%%

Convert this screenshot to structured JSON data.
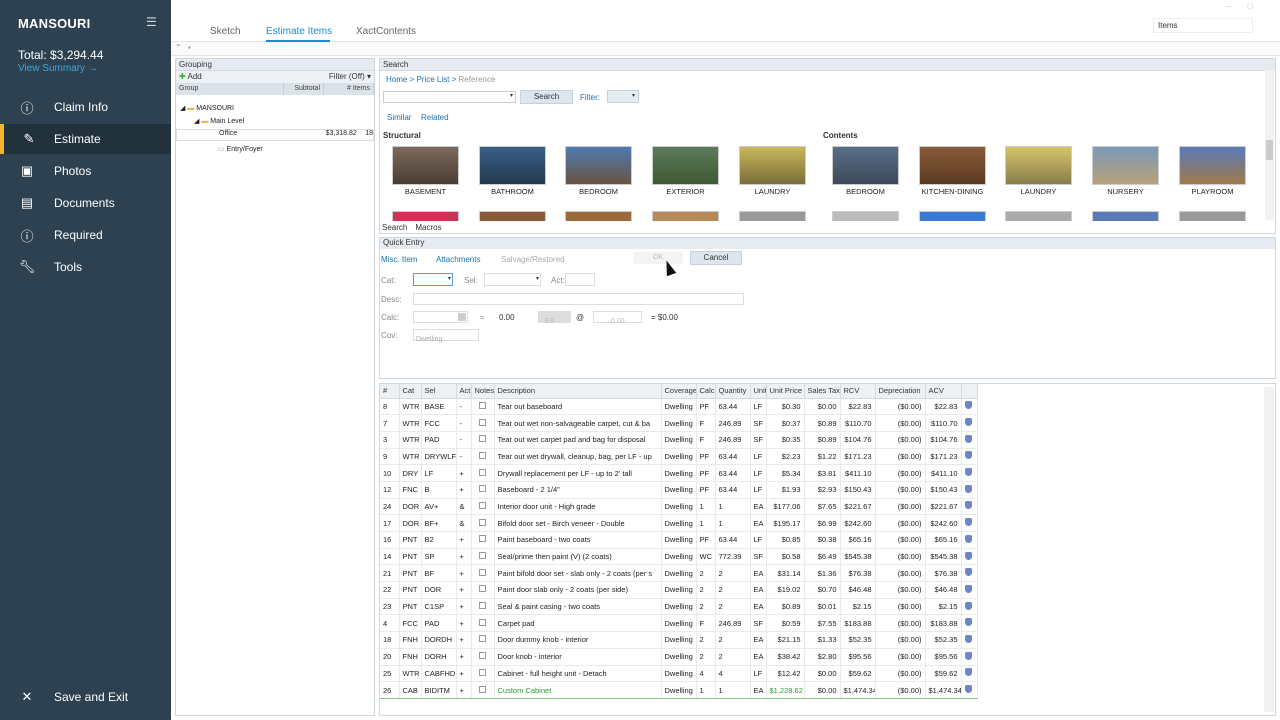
{
  "sidebar": {
    "project": "MANSOURI",
    "total": "Total: $3,294.44",
    "view_summary": "View Summary →",
    "items": [
      {
        "label": "Claim Info",
        "icon": "info-icon"
      },
      {
        "label": "Estimate",
        "icon": "pencil-icon"
      },
      {
        "label": "Photos",
        "icon": "photo-icon"
      },
      {
        "label": "Documents",
        "icon": "document-icon"
      },
      {
        "label": "Required",
        "icon": "info-icon"
      },
      {
        "label": "Tools",
        "icon": "wrench-icon"
      }
    ],
    "save_exit": "Save and Exit"
  },
  "tabs": [
    "Sketch",
    "Estimate Items",
    "XactContents"
  ],
  "items_dropdown": "Items",
  "grouping": {
    "title": "Grouping",
    "add": "Add",
    "filter": "Filter (Off)",
    "columns": [
      "Group",
      "Subtotal",
      "# Items"
    ],
    "tree": {
      "root": "MANSOURI",
      "level": "Main Level",
      "office": "Office",
      "office_subtotal": "$3,318.82",
      "office_count": "18",
      "entry": "Entry/Foyer"
    }
  },
  "search": {
    "title": "Search",
    "crumbs": [
      "Home",
      "Price List",
      "Reference"
    ],
    "button": "Search",
    "filter_label": "Filter:",
    "similar": "Similar",
    "related": "Related",
    "structural_label": "Structural",
    "contents_label": "Contents",
    "structural": [
      "BASEMENT",
      "BATHROOM",
      "BEDROOM",
      "EXTERIOR",
      "LAUNDRY"
    ],
    "contents": [
      "BEDROOM",
      "KITCHEN-DINING",
      "LAUNDRY",
      "NURSERY",
      "PLAYROOM"
    ],
    "bottom_tabs": [
      "Search",
      "Macros"
    ]
  },
  "quick_entry": {
    "title": "Quick Entry",
    "misc": "Misc. Item",
    "attachments": "Attachments",
    "salvage": "Salvage/Restored",
    "ok": "OK",
    "cancel": "Cancel",
    "cat": "Cat:",
    "sel": "Sel:",
    "act": "Act:",
    "desc": "Desc:",
    "calc": "Calc:",
    "eq": "=",
    "qty": "0.00",
    "unit": "EA",
    "at": "@",
    "price": "0.00",
    "total": "= $0.00",
    "cov": "Cov:",
    "cov_value": "Dwelling"
  },
  "grid": {
    "columns": [
      "#",
      "Cat",
      "Sel",
      "Act",
      "Notes",
      "Description",
      "Coverage",
      "Calc",
      "Quantity",
      "Unit",
      "Unit Price",
      "Sales Tax",
      "RCV",
      "Depreciation",
      "ACV"
    ],
    "rows": [
      [
        "8",
        "WTR",
        "BASE",
        "-",
        "Tear out baseboard",
        "Dwelling",
        "PF",
        "63.44",
        "LF",
        "$0.30",
        "$0.00",
        "$22.83",
        "($0.00)",
        "$22.83"
      ],
      [
        "7",
        "WTR",
        "FCC",
        "-",
        "Tear out wet non-salvageable carpet, cut & ba",
        "Dwelling",
        "F",
        "246.89",
        "SF",
        "$0.37",
        "$0.89",
        "$110.70",
        "($0.00)",
        "$110.70"
      ],
      [
        "3",
        "WTR",
        "PAD",
        "-",
        "Tear out wet carpet pad and bag for disposal",
        "Dwelling",
        "F",
        "246.89",
        "SF",
        "$0.35",
        "$0.89",
        "$104.76",
        "($0.00)",
        "$104.76"
      ],
      [
        "9",
        "WTR",
        "DRYWLF",
        "-",
        "Tear out wet drywall, cleanup, bag, per LF - up",
        "Dwelling",
        "PF",
        "63.44",
        "LF",
        "$2.23",
        "$1.22",
        "$171.23",
        "($0.00)",
        "$171.23"
      ],
      [
        "10",
        "DRY",
        "LF",
        "+",
        "Drywall replacement per LF - up to 2' tall",
        "Dwelling",
        "PF",
        "63.44",
        "LF",
        "$5.34",
        "$3.81",
        "$411.10",
        "($0.00)",
        "$411.10"
      ],
      [
        "12",
        "FNC",
        "B",
        "+",
        "Baseboard - 2 1/4\"",
        "Dwelling",
        "PF",
        "63.44",
        "LF",
        "$1.93",
        "$2.93",
        "$150.43",
        "($0.00)",
        "$150.43"
      ],
      [
        "24",
        "DOR",
        "AV+",
        "&",
        "Interior door unit - High grade",
        "Dwelling",
        "1",
        "1",
        "EA",
        "$177.06",
        "$7.65",
        "$221.67",
        "($0.00)",
        "$221.67"
      ],
      [
        "17",
        "DOR",
        "BF+",
        "&",
        "Bifold door set - Birch veneer - Double",
        "Dwelling",
        "1",
        "1",
        "EA",
        "$195.17",
        "$6.99",
        "$242.60",
        "($0.00)",
        "$242.60"
      ],
      [
        "16",
        "PNT",
        "B2",
        "+",
        "Paint baseboard - two coats",
        "Dwelling",
        "PF",
        "63.44",
        "LF",
        "$0.85",
        "$0.38",
        "$65.16",
        "($0.00)",
        "$65.16"
      ],
      [
        "14",
        "PNT",
        "SP",
        "+",
        "Seal/prime then paint (V) (2 coats)",
        "Dwelling",
        "WC",
        "772.39",
        "SF",
        "$0.58",
        "$6.49",
        "$545.38",
        "($0.00)",
        "$545.38"
      ],
      [
        "21",
        "PNT",
        "BF",
        "+",
        "Paint bifold door set - slab only - 2 coats (per s",
        "Dwelling",
        "2",
        "2",
        "EA",
        "$31.14",
        "$1.36",
        "$76.38",
        "($0.00)",
        "$76.38"
      ],
      [
        "22",
        "PNT",
        "DOR",
        "+",
        "Paint door slab only - 2 coats (per side)",
        "Dwelling",
        "2",
        "2",
        "EA",
        "$19.02",
        "$0.70",
        "$46.48",
        "($0.00)",
        "$46.48"
      ],
      [
        "23",
        "PNT",
        "C1SP",
        "+",
        "Seal & paint casing - two coats",
        "Dwelling",
        "2",
        "2",
        "EA",
        "$0.89",
        "$0.01",
        "$2.15",
        "($0.00)",
        "$2.15"
      ],
      [
        "4",
        "FCC",
        "PAD",
        "+",
        "Carpet pad",
        "Dwelling",
        "F",
        "246.89",
        "SF",
        "$0.59",
        "$7.55",
        "$183.88",
        "($0.00)",
        "$183.88"
      ],
      [
        "18",
        "FNH",
        "DORDH",
        "+",
        "Door dummy knob - interior",
        "Dwelling",
        "2",
        "2",
        "EA",
        "$21.15",
        "$1.33",
        "$52.35",
        "($0.00)",
        "$52.35"
      ],
      [
        "20",
        "FNH",
        "DORH",
        "+",
        "Door knob - interior",
        "Dwelling",
        "2",
        "2",
        "EA",
        "$38.42",
        "$2.80",
        "$95.56",
        "($0.00)",
        "$95.56"
      ],
      [
        "25",
        "WTR",
        "CABFHD",
        "+",
        "Cabinet - full height unit - Detach",
        "Dwelling",
        "4",
        "4",
        "LF",
        "$12.42",
        "$0.00",
        "$59.62",
        "($0.00)",
        "$59.62"
      ],
      [
        "26",
        "CAB",
        "BIDITM",
        "+",
        "Custom Cabinet",
        "Dwelling",
        "1",
        "1",
        "EA",
        "$1,228.62",
        "$0.00",
        "$1,474.34",
        "($0.00)",
        "$1,474.34"
      ]
    ]
  }
}
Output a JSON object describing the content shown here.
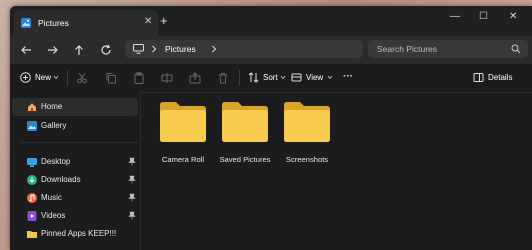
{
  "window": {
    "tab_title": "Pictures",
    "tab_close": "✕",
    "new_tab": "+",
    "minimize": "—",
    "maximize": "☐",
    "close": "✕"
  },
  "address": {
    "location_icon": "monitor-icon",
    "breadcrumb": [
      "Pictures"
    ],
    "search_placeholder": "Search Pictures"
  },
  "toolbar": {
    "new_label": "New",
    "sort_label": "Sort",
    "view_label": "View",
    "more_label": "···",
    "details_label": "Details"
  },
  "sidebar": {
    "items": [
      {
        "label": "Home",
        "icon": "home-icon",
        "selected": true
      },
      {
        "label": "Gallery",
        "icon": "gallery-icon"
      },
      {
        "label": "Desktop",
        "icon": "desktop-icon",
        "pinned": true
      },
      {
        "label": "Downloads",
        "icon": "downloads-icon",
        "pinned": true
      },
      {
        "label": "Music",
        "icon": "music-icon",
        "pinned": true
      },
      {
        "label": "Videos",
        "icon": "videos-icon",
        "pinned": true
      },
      {
        "label": "Pinned Apps KEEP!!!",
        "icon": "folder-icon"
      }
    ]
  },
  "content": {
    "folders": [
      "Camera Roll",
      "Saved Pictures",
      "Screenshots"
    ]
  },
  "colors": {
    "window_bg": "#1c1c1c",
    "folder_yellow": "#f4c542",
    "accent_blue": "#3a8ee6"
  }
}
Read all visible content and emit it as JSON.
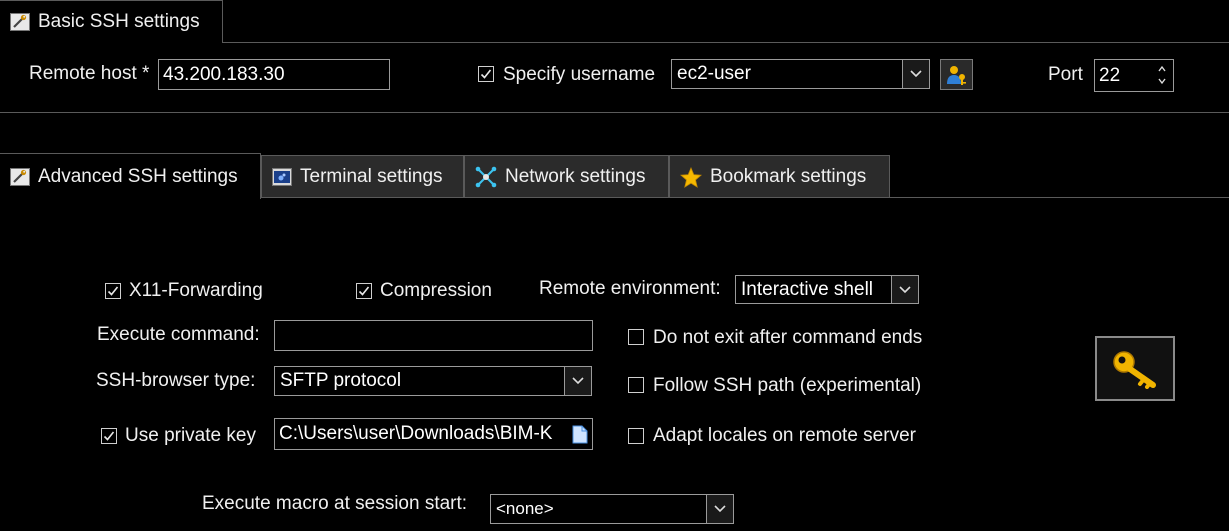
{
  "basic_tab": {
    "label": "Basic SSH settings",
    "icon": "wrench-icon"
  },
  "basic": {
    "remote_host_label": "Remote host *",
    "remote_host_value": "43.200.183.30",
    "specify_username_label": "Specify username",
    "specify_username_checked": true,
    "username_value": "ec2-user",
    "port_label": "Port",
    "port_value": "22"
  },
  "tabs": [
    {
      "label": "Advanced SSH settings",
      "icon": "wrench-icon",
      "active": true
    },
    {
      "label": "Terminal settings",
      "icon": "terminal-icon",
      "active": false
    },
    {
      "label": "Network settings",
      "icon": "network-icon",
      "active": false
    },
    {
      "label": "Bookmark settings",
      "icon": "star-icon",
      "active": false
    }
  ],
  "advanced": {
    "x11_label": "X11-Forwarding",
    "x11_checked": true,
    "compression_label": "Compression",
    "compression_checked": true,
    "remote_env_label": "Remote environment:",
    "remote_env_value": "Interactive shell",
    "execute_command_label": "Execute command:",
    "execute_command_value": "",
    "do_not_exit_label": "Do not exit after command ends",
    "do_not_exit_checked": false,
    "ssh_browser_label": "SSH-browser type:",
    "ssh_browser_value": "SFTP protocol",
    "follow_path_label": "Follow SSH path (experimental)",
    "follow_path_checked": false,
    "private_key_label": "Use private key",
    "private_key_checked": true,
    "private_key_value": "C:\\Users\\user\\Downloads\\BIM-K",
    "adapt_locales_label": "Adapt locales on remote server",
    "adapt_locales_checked": false,
    "macro_label": "Execute macro at session start:",
    "macro_value": "<none>"
  },
  "colors": {
    "background": "#000000",
    "border": "#9a9a9a",
    "key_icon": "#f0b400"
  }
}
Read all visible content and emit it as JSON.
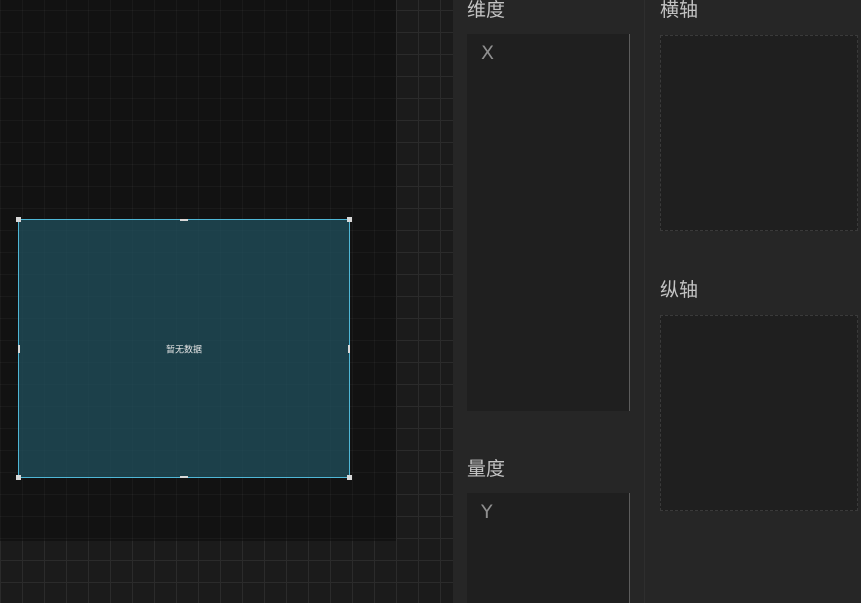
{
  "canvas": {
    "widget": {
      "empty_text": "暂无数据"
    }
  },
  "panel": {
    "dimension": {
      "title": "维度",
      "items": [
        "X"
      ]
    },
    "measure": {
      "title": "量度",
      "items": [
        "Y"
      ]
    },
    "x_axis": {
      "title": "横轴"
    },
    "y_axis": {
      "title": "纵轴"
    }
  },
  "colors": {
    "widget_border": "#4fb7d6",
    "widget_fill": "#205260"
  }
}
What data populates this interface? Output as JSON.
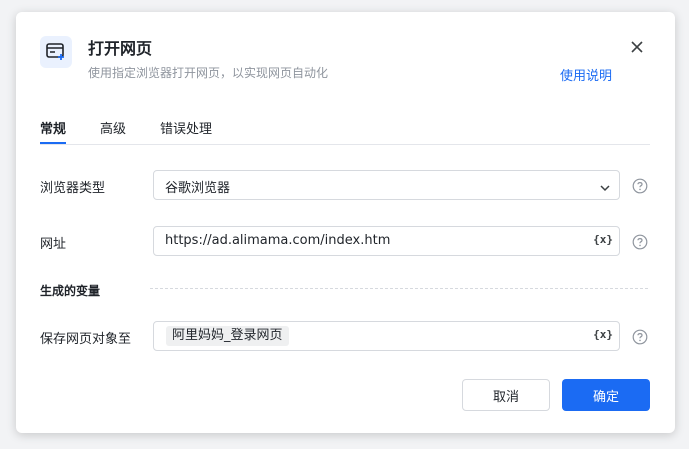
{
  "dialog": {
    "icon": "browser-open-icon",
    "title": "打开网页",
    "subtitle": "使用指定浏览器打开网页，以实现网页自动化",
    "help_link": "使用说明",
    "close_icon": "close-icon"
  },
  "tabs": [
    {
      "label": "常规",
      "active": true
    },
    {
      "label": "高级",
      "active": false
    },
    {
      "label": "错误处理",
      "active": false
    }
  ],
  "form": {
    "browser_type": {
      "label": "浏览器类型",
      "value": "谷歌浏览器"
    },
    "url": {
      "label": "网址",
      "value": "https://ad.alimama.com/index.htm",
      "var_button": "{x}"
    },
    "output_section": {
      "title": "生成的变量"
    },
    "save_page_object": {
      "label": "保存网页对象至",
      "value": "阿里妈妈_登录网页",
      "var_button": "{x}"
    }
  },
  "footer": {
    "cancel_label": "取消",
    "ok_label": "确定"
  },
  "colors": {
    "accent": "#1b6bf3",
    "icon_bg": "#eaf1fe"
  }
}
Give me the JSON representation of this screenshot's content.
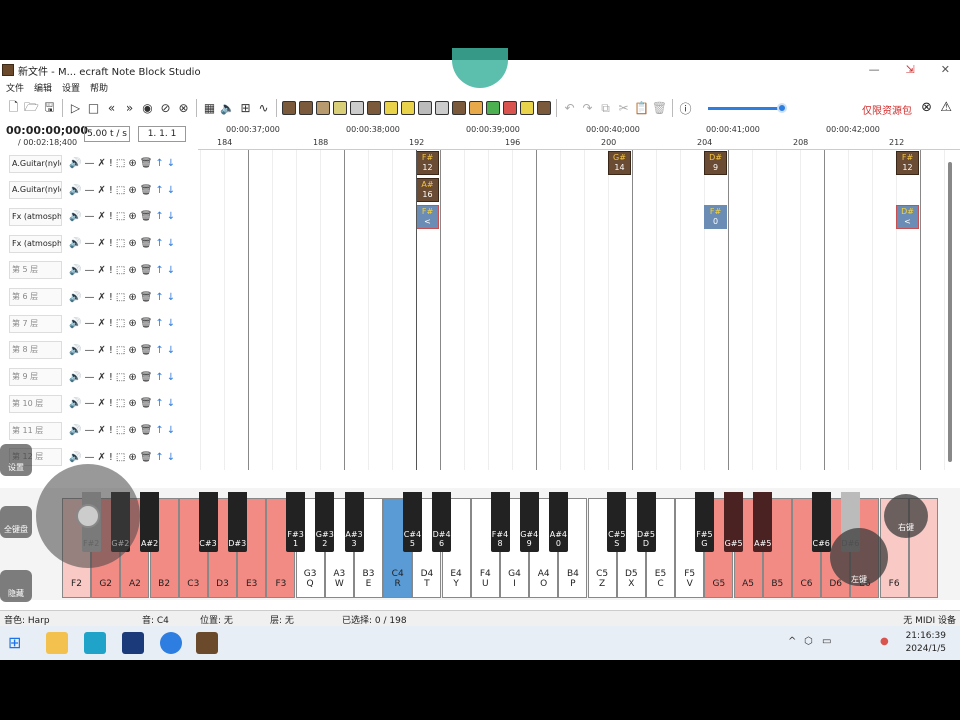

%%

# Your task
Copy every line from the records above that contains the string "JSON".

# Reply to the exercise
Convert this screenshot to structured JSON data.
Output a JSON object describing the content shown here.
Read all visible content and emit it as JSON.
Read all visible content and emit it as JSON.
What data populates this interface? Output as JSON.
Give me the JSON representation of this screenshot's content.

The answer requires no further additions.